By Gerald O'Connell
Amid a growing global food crisis, Pope Benedict XVI is calling attention to the problem's moral and ethical roots that he says involve everyone, from producers to consumers, and not just governments alone.
"Hunger and malnutrition are unacceptable in a world that, in reality, possesses production levels, resources and sufficient knowledge to put an end to these dramas and their consequences," the pope said in a message to world leaders at a food security summit last month in Rome.
The pope said providing food is "intrinsically linked to the safeguarding and defense of human life" and that purely economic or technical considerations could not prevail over basic rights of justice.
He quoted a 12th-century legal code: "Give to eat to the one who is starving of hunger, because if you do not give to him to eat, you will kill him."
The summit, which was organized by the U.N. Food and Agriculture Organization and drew 50 heads of state and representatives from 180 governments, was the most significant global attempt to address the worldwide food crisis. The crisis is reaching right across the globe from Haiti to Bangladesh, from Egypt to Zambia, hitting the poorest countries particularly hard and sparking street riots that have threatened the stability of governments in over 30 countries, as food prices soar and people can no longer afford to buy food.
The conference painted a stark picture. One in every eight persons in the world goes to bed hungry. An estimated 850 million people, a majority of them children, do not have enough food to eat. The number of hungry people is increasing and could soon reach 1 billion -- that is, one-sixth of the world's population.
"This is not a natural catastrophe, it is a man-made one and can be dealt with by us," Robert Zoellick, president of the World Bank, told delegates. "We don't need complicated research, we know what needs to be done," he said.
Globally, food prices have doubled over the past three years, according to the World Bank.
At a recent meeting of the U.S. Human Rights Council in Geneva, the Vatican representative, Archbishop Silvano Tomasi, noted the current increase in prices causes some inconvenience to families in developed countries, who spend about 20 percent of their income on food.
"However, such prices are life-threatening for the 1 billion people living in poor countries," the archbishop said, "since they are forced to spend nearly all their daily income of $1 per day in search of food."
He warned that the global cost of hunger "includes lack of health and education, conflicts, uncontrolled migrations, degradation of the environment, epidemics and even terrorism."
One of the main causes of spiraling food costs is the soaring price of oil, due to the escalating energy demand not only in the developed world but also in developing countries, especially China and India. This has increased transport and agricultural costs.

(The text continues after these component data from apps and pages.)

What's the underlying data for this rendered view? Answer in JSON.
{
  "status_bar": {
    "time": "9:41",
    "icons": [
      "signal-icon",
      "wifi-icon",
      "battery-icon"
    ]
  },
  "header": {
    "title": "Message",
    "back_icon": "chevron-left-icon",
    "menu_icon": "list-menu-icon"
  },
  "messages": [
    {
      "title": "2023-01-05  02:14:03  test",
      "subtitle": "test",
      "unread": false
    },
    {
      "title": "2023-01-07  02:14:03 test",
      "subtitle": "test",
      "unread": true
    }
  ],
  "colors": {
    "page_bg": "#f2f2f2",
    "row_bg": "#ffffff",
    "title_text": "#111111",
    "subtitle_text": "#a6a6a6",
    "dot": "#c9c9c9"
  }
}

A second cause is to be found in the increasing trend -- especially in the United States -- to produce cereal crops for bio-fuels instead of human consumption because of the higher profits involved. This has created a shortage in world food reserves, because America is the main contributor to those reserves, and forced price hikes.
Another very important factor is the negative impact of climate change on food production and supply. Extreme weather events (floods, droughts, etc.) and melting glaciers, with associated disasters, are occurring more frequently because of climate changes, while growing seasons have become shorter. The overall impact on food production and supply can be severe. In 2007, for example, floods affected 197 million people, mostly in developing countries.
Trade restrictions, unfair trade markets, greater meat consumption in Asia and speculation on the future crops and food prices have all contributed to spiraling food prices.
The point was highlighted at the Rome food summit by a coalition of 270 Christian-inspired and other faith-based organizations, including Caritas Internationalis, the Jesuit Refugee Service, the Union of Superiors Generals in Rome and the Center of Concern (Washington, D.C.).
In a statement, they told delegates, "those suffering the consequences of food shortages will not only want to see greater solidarity though programs to alleviate the immediate effects of hunger, but will be anxious for the underlying causes (an unfair world trade system, social and environmental problems caused by the 'green revolution,' climate change, unsustainable farming practices, agro-fuel policies, speculation, waste, etc.) to be effectively tackled, thus ensuring the availability of sufficiently sustainable grown food for everyone's basic needs into the future."
Though the summit had many proposals before it, including greater investment in small farmers in the Global South, participants could not agree on the kind of concrete solutions demanded by such a serious crisis.
The Vatican daily, L'Osservatore Romano, passed harsh judgment on the conference's outcome. Its front-page headline reflected the view of most observers: "Many words, no solution."
It did, however, acknowledge the conference's one merit: It has brought this vital issue back on the international agenda.
Gerald O'Connell writes from Rome.